Article published in cafleurebon.com.
You, who carry your destiny in the light of your eyes,
Ever think of your sailor, wont of bread and wine?
You, whose guilts I pay with my days full of sod,
Know that my greatest sins barely make smile the gods?
If you die, it’s a king who dies,
If I don’t come back,
Thirst and hunger enter my home;
But if there’s any more world left,
I am ready.
Where to? —Itaca by Lucio Dalla. Translation and adaptation from Italian by dana.
Blue Odyssey. Mark Whitmarsh
Anchor cuts happily through the brine, upward it goes past the belly of the ship, past manholes and barnacles, past chords and ballast, past the lonely seagull ceremoniously protesting the movement of the pullie, wet, exact, and creaking just right to add a lively beat to the turmoil above. It’s a moment to T 0 and Ithaca awaits.
In his cabin, the captain wishes for wind in the sails and a timely look at Penelopa—it’s been a while, and his wife’s likening (although still incredibly efficient at hottening his nightly dreams) is, awake, but a smoky memory of moist thighs, powdery buxoms, and herbal baths. And raisin pie, yes, she’s also a master at that.
The midday rest sailors yarning. Henry Scott Tuke
Above him, shiny decks surrounded by shiny sun, sparkling open waters, and a lot of barren teeth: the matelots are singing. This whole Odyssey thing was fun while it lasted, but home is home—and home is where they’re headed so, predictably, they sing.
Sleeping Sailor. Henry Scott Tuke
Higher still, on the first post, Renatore is resting over a coil of rope, hands calloused from the rough hemp and the brine, his neck hardened and his arms strong and ropey themselves. His curly hair is flipping in the breeze, and his discoloured bandana still shines against his olive skin (the whole thing, if one should be honest, looks like an Italian commercial from the ‘90s). Renatore is currently occupied with snoring, so we’ll leave him to it while he, too, is dreaming of the return- more specifically, a motherly redhead he met in a passing port. She smelled of cockles and wild rosemary, she laughed like the thunder and she drank him under the table once, so he’ll marry her if she’ll have him.
Ships at sea. Copyright aljanh.net
Higher still, straight as a candle, still remembering the sound of its felling but grown into immortality by geographies conquered and its reign over the open seas, the mast. Too erectile to be romantic but too complex to discard as a subject of our fascination, this axis mundi surely deserves another look over. But what hasn’t been said yet about a mast, that we could??
Art by Sailors-Studio

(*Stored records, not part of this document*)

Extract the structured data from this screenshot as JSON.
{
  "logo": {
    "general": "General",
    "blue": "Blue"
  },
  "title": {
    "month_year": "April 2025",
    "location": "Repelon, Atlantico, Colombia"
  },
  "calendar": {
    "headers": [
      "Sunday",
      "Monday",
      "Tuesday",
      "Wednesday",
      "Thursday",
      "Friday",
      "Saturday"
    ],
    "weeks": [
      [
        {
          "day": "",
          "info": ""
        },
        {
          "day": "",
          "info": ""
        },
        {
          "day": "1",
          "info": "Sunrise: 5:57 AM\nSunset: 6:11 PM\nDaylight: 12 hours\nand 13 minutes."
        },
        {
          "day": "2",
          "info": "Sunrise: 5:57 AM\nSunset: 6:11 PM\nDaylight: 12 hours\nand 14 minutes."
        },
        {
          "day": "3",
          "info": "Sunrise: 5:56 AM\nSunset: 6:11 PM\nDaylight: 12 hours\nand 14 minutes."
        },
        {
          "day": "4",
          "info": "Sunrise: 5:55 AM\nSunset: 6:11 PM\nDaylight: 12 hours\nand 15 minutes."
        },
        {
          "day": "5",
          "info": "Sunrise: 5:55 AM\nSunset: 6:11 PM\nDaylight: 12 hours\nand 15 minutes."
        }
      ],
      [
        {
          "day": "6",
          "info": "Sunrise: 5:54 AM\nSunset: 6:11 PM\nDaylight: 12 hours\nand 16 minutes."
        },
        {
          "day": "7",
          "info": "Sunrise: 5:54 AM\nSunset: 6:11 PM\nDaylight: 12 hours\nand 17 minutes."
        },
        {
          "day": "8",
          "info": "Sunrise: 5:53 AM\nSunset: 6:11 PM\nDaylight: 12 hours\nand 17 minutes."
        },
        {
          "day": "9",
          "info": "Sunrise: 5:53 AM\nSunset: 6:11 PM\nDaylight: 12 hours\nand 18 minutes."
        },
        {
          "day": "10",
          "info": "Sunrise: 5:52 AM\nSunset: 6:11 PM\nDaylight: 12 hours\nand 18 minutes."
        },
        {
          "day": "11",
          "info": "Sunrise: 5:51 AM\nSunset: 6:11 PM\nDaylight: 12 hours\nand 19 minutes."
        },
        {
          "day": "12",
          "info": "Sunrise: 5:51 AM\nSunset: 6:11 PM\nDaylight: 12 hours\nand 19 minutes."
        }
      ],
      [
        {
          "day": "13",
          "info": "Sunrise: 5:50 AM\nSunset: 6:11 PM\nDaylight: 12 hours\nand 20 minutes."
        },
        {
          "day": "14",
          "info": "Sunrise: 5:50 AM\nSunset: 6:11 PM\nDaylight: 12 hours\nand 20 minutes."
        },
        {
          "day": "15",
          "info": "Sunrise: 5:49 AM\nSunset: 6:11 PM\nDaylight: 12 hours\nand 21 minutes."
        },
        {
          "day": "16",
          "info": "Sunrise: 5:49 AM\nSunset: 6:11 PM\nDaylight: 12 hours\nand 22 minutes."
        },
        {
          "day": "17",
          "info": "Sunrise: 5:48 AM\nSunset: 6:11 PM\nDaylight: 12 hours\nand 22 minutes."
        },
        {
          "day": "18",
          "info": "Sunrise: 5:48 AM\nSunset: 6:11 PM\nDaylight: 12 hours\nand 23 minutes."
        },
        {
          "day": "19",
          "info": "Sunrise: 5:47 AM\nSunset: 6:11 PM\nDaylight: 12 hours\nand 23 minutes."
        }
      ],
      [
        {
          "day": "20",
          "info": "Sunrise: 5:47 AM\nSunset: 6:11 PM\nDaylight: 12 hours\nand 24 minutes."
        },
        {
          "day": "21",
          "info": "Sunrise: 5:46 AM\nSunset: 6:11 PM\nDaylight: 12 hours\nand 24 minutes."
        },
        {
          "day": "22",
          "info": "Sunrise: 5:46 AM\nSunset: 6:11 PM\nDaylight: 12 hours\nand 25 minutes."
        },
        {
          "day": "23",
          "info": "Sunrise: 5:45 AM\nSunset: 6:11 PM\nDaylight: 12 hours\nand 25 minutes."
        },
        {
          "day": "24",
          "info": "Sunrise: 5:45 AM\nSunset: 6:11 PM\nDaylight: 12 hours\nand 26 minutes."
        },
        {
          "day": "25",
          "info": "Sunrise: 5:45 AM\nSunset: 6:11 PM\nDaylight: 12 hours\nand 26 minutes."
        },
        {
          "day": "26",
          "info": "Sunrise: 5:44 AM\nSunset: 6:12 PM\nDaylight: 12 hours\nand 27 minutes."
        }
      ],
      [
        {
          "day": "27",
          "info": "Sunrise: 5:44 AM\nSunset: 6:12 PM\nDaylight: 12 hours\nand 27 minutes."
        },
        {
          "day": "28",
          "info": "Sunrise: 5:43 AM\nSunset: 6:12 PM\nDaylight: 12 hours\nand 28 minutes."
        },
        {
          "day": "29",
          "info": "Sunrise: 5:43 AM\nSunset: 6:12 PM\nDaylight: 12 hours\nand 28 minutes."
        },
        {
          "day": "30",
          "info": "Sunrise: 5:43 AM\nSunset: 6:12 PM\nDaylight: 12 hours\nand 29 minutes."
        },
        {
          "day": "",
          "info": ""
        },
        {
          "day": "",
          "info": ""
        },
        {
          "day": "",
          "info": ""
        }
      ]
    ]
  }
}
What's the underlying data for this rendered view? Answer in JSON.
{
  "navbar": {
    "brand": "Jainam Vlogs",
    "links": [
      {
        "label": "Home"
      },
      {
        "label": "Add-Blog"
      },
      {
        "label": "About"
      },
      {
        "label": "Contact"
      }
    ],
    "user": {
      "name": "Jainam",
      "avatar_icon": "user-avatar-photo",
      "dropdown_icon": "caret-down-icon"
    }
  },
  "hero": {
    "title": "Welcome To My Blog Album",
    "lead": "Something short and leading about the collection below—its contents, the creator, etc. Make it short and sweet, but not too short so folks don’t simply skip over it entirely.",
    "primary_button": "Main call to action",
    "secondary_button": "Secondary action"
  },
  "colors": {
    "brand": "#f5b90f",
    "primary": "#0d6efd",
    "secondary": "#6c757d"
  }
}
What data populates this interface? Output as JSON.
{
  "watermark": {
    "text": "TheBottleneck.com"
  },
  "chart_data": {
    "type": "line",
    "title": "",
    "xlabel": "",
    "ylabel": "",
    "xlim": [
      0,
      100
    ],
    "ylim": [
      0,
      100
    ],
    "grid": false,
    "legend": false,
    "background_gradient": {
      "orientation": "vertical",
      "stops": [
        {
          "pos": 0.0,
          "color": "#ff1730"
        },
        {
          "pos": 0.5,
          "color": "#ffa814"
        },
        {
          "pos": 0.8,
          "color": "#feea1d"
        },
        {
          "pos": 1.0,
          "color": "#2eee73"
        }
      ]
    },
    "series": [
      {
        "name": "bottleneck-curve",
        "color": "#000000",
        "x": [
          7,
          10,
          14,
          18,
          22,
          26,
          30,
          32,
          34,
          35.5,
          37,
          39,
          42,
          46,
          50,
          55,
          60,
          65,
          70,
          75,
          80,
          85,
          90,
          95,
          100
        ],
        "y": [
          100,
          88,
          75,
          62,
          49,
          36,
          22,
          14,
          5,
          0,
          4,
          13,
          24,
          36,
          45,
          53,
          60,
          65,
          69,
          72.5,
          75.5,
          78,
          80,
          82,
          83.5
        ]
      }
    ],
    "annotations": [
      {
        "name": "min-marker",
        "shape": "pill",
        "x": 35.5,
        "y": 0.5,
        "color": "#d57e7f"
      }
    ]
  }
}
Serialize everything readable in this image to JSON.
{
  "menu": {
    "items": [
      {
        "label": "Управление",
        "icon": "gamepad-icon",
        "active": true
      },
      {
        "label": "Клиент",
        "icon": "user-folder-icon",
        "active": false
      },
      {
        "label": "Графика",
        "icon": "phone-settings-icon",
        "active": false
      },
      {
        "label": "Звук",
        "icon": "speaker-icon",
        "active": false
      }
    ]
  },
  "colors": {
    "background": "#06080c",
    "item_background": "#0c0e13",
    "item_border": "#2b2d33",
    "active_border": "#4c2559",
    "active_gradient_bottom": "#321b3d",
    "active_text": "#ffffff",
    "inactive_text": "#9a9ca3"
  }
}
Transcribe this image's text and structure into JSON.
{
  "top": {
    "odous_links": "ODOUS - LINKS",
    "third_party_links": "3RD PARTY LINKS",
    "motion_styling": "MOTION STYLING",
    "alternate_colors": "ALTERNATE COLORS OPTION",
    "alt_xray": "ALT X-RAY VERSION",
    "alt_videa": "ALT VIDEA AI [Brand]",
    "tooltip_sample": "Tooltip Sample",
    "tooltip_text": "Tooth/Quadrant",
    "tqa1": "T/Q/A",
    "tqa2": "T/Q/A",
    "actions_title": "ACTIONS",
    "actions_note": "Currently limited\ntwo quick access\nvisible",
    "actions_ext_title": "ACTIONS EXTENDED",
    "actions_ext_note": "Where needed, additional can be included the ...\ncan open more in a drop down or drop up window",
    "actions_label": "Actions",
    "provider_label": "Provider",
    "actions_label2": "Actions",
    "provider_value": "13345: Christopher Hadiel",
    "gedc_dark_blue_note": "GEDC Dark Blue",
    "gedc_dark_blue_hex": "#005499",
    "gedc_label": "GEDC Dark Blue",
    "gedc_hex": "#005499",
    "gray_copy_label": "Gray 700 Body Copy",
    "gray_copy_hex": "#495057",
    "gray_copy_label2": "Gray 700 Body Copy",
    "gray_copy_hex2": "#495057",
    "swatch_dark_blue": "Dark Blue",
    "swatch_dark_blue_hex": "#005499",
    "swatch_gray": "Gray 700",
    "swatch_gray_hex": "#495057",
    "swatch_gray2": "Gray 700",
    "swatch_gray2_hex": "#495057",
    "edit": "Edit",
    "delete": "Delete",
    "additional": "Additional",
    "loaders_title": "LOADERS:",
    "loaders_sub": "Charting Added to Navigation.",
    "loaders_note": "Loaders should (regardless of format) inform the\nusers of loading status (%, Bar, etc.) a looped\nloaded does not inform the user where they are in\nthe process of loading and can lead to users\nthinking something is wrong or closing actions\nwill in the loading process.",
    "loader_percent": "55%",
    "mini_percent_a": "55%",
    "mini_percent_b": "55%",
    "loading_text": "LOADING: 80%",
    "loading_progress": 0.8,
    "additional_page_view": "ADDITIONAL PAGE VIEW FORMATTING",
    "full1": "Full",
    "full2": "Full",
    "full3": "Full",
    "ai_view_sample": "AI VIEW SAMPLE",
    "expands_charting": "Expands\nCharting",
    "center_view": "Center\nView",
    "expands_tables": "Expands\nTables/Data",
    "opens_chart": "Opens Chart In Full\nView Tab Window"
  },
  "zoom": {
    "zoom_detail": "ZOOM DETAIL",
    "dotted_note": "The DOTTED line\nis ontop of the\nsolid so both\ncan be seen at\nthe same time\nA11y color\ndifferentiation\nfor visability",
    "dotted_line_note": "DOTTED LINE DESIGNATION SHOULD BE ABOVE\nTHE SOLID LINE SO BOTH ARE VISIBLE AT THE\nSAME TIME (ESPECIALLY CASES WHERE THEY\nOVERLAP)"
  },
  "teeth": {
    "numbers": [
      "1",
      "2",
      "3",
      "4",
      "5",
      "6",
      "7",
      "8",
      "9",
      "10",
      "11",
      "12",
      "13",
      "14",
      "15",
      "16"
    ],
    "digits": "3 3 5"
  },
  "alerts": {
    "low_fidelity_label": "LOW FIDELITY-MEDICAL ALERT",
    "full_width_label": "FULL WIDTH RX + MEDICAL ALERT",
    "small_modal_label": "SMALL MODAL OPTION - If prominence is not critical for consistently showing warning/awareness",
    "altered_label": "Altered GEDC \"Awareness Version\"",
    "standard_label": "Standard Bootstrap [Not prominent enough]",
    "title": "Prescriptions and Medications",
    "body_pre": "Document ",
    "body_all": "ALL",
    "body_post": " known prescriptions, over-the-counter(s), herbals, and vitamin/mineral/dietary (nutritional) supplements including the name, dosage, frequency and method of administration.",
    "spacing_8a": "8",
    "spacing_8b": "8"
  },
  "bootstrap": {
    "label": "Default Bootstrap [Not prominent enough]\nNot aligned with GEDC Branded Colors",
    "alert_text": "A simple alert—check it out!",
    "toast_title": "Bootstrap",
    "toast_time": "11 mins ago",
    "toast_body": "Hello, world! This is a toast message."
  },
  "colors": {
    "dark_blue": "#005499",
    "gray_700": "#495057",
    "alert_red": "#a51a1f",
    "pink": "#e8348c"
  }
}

To all who love patchouli so much that they drift further and further away in exploratory fragrance missions, Jeroboam Ligno signed by Vanina Muracciole, centers focus. The opening is hard and unmerciful, unfiltered and sincere: a patchouli so clean that it’s minty, metallic, and complexly herbal. Right over it (as this composition seems to be inverted, somehow) hovers a strong lavender, cool and minty just as well, supported by what seems to be oakmoss and a malty/chocolaty/raisiny tinge- this whole layer reads, in fact, like a fougere (albeit deconstructed from a forest floor and agilely reassembled on the deck of a legendary quest).
Higher still—and widening like an inverted pyramid—floats an airy but dense layer of woods, smokey and tarry and lived-in like the belly of a pitted ship: guaiac, birch, vetiver; to their side, an improbable sharp rose and a comforting notion of roasted barley.
As all fuse into the skin, Jeroboam Ligno gets feminine like Penelopa but briny and dirty as a sailor’s song: hints of realistic musk, honey, ambergris, and castoreum whiff up and ever upwards, pointing to the zenith and providing, to all, both permanence and a reminder of our passing.
Much like a mast on open seas.
–dana sandu, Contributor
*Disclosure: a ½ full tester was given to me at Esxence 2019, thank you Francois Henin